Webb completes the new building
In May 1899, in what was to be her last public ceremony, Queen Victoria laid the foundation stone for Aston Webb's new scheme. The occasion also marked the changing of the Museum's name to the 'Victoria and Albert Museum' (the queen had advocated the 'Albert Museum', but changed her mind at the request of the Duke of Devonshire). This stone-laying ceremony had been timed purely to fit in with the queen's schedule and in fact the building work only began in February 1900.
As the building slowly grew, its sheer scale became apparent. In its final form, the Museum's new Cromwell Road frontage was 219 metres long, and the one on Exhibition Road, 84 metres long. The galleries on the perimeter of the site combined with the long gallery running behind the front of the building were over one mile in length. In the first written guide to the Museum, Webb explained that the key benefit of his plan was that it enabled the visitor to orientate themselves inside the building and get a quick feel for the displays in each room.
A grand façade
Although changing fashions meant that the new scheme deliberately rejected Cole's belief in complex interior decoration, the building's stone frontage used a wealth of sculptural ornament to proclaim the importance of the Museum.
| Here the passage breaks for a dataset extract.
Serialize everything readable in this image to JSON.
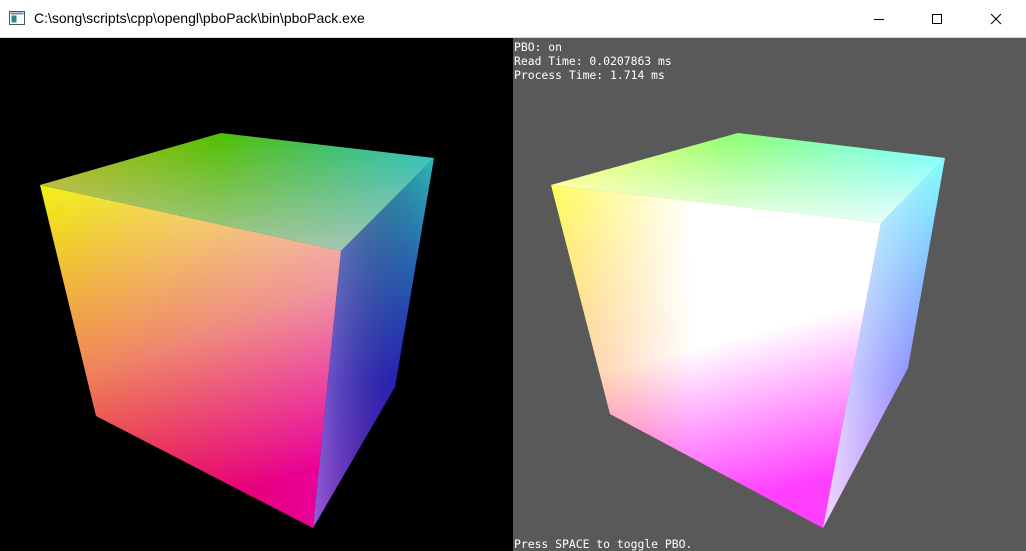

Its climax was a statue of Queen Victoria in place of honour over the great arch of the main doorway, with Prince Albert below and Edward VII (who came to the throne in 1901) and Queen Alexandra in niches to either side of the entrance.
The 19th century fondness for displays of 'appropriate taste' was in full evidence in a sequence of single statues spaced out along the frontage. These represented ten English painters, ten English craftsmen, six English sculptors, and six English architects. One of the last things to be completed was the inscription round the main door arch, which was adapted from Sir Joshua Reynolds: 'The excellence of every art must consist in the complete accomplishment of its purpose'.
Opening the new building
As the building neared completion, a 'Committee of Re-arrangement' looked at the question of how all the empty new galleries and courts should be filled. It was a chance to restate the Museum's purpose, which over the years had become increasingly uncertain. The Committee concluded that its chief aim should again be the improvement of the artistic quality of British design and production.
The work of the Committee also uncovered some worrying faults in the as yet still unopened building. There was too much gallery space in the form of courts, Webb's great North-West or Octagon Court was already a slightly redundant space, the Library blocked the connection between the eastern and western sections at the back of the Museum, and there was no direct communication between the eastern and western block of galleries on the first floor of the south front. According to the The Times, the problems were 'those of the department which failed to form a clear idea at the outset of what the functions and organisation of the Museum were to be and to instruct their architect accordingly'.
The Museum was also criticised for being too plainly decorated. Claude Phillips, Keeper of the Wallace Collection and the art critic of the Daily Telegraph, declared: 'The general impression [...] is that of some immense, finely-appointed modern hospital for the analysis and dissection of applied art rather than that of a temple of the higher delight.
Despite this negativity in some quarters, the state opening of the finished Museum on 26 June 1909 (over 50 years since work had started on the first buildings on the site) revealed the new complex to be an astonishing achievement.